The Shape of Water (2017) It’s an adult fantasy film. Don’t take your kids. Who doesn’t like a love story? Even if it’s with an amphibian? If you love Pan’s Labyrinth, you will probably enjoy the latest contribution by Mexican director/writer Guillermo del Toro Gómez. Set in 1962, the mute Eliza works as a cleaning lady at a hush-hush government facility ruled over by the sinister Strickland played perfectly by Michael Shannon. Eliza comes in contact with “the asset” and their friendship grows into love. Octavia Spencer played her character Zelda with snappy one-liners we all love, but the best acting performance goes to character actor Richard Jenkins as Eliza’s neighbor and closet homosexual. The ending may be predictable, but there’s abundant charm that outweighs the incredible scenes that ask the audience to play along. Magical Realism is fun. With the right mindset, you will enjoy the fable. Best detail: Eliza trails water on a bus window and the water takes shape. The poem at the close of the story is beautiful. 4/5.

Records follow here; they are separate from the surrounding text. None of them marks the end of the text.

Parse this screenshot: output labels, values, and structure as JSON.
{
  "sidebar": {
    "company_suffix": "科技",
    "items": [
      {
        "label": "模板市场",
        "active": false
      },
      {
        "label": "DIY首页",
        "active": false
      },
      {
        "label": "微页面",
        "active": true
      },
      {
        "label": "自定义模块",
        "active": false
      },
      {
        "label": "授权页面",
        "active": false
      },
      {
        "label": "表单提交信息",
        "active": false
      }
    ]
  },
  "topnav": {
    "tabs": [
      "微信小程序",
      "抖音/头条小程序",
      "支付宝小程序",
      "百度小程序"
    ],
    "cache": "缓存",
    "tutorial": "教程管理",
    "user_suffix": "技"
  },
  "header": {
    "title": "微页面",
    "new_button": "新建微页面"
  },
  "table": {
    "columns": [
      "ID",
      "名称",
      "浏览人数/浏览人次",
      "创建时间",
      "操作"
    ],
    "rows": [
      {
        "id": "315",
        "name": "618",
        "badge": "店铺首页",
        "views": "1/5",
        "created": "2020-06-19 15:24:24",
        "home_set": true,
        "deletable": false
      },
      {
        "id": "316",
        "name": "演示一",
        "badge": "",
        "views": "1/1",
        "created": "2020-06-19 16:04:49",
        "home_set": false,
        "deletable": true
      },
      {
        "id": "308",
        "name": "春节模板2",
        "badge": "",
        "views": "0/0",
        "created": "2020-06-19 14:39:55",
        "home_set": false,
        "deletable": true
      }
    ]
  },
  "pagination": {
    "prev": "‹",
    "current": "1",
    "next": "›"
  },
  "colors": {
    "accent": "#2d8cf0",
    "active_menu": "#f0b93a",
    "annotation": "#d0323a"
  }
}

The Last Jedi (2017) I liked it because they smartly melted enough of IV into the VIII to feel the roots of the saga. For example, it was nice to see Yoda again. I remember having a crush on Luke Skywalker in 1977 when he stood on that rock and looked at the sunset and his face turned orange with his name song in the background. John Williams, you are still the supreme manipulator of emotions! To see Luke do it again, different rock, a sunset, and his song, well, the 13-year-old in me shed a tear. It took me half the film to decide if the character wearing the foxy brown suit with the purple hair played by Laura Dern was a good guy or a bad guy (lady). I usually like contrasts, but my biggest flaw with all the Star Wars movies is “they” include all the cool technology and high vernacular that only an engineer would understand and then follow up that dialogue with a corny one-liner. It never felt right to me. That, and the puppets now have turned CGI, but they were never convincing. Frog nuns. Hmmm. 4/5

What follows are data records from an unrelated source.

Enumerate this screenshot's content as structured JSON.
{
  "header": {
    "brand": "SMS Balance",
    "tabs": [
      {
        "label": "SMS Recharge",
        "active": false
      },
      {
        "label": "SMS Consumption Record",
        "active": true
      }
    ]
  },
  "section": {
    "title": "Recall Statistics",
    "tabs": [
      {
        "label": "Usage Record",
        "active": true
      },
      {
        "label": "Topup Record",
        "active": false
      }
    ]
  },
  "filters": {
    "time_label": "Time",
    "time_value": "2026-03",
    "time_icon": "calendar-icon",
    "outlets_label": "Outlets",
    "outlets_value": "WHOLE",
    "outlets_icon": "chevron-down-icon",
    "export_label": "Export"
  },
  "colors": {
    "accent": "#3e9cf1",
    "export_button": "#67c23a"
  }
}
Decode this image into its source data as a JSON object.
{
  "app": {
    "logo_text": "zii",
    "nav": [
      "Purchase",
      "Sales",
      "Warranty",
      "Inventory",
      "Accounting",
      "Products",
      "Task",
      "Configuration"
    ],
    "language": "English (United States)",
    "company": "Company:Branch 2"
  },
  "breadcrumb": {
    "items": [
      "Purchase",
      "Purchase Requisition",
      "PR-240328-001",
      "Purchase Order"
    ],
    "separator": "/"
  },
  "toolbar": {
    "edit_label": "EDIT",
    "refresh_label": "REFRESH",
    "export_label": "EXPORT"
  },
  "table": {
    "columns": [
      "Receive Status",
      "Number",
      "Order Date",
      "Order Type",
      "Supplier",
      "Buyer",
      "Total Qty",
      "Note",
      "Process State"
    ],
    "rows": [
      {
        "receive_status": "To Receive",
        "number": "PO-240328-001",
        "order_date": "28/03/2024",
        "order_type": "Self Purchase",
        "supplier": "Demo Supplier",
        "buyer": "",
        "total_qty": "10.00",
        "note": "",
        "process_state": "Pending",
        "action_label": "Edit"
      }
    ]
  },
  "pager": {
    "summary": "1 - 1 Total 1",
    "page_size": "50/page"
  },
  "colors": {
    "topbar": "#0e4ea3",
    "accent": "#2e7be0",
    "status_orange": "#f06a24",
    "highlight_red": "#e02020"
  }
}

The Meyerowitz Stories (2017) American comedy-drama film directed and written by Noah Baumbach (Francis Ha and Wes Anderson collaborations). The film stars Adam Sandler, Ben Stiller, Dustin Hoffman, Elizabeth Marvel and Emma Thompson. It’s popular to hate Adam Sandler, but when the man isn’t doing stupid comedy and sticks to dark, he’s very good at it. There’s a lot to love about this movie from Emma Thompson‘s hippy-drunk wife to the perfectly annoying patriarch, Dustin Hoffman, giving a convincing performance and supported by everyone in the cast. Want smart and realistic dysfunctional? You’d like this dark comedy about siblings learning to overcome and tolerate their overbearing father. 4.5/5.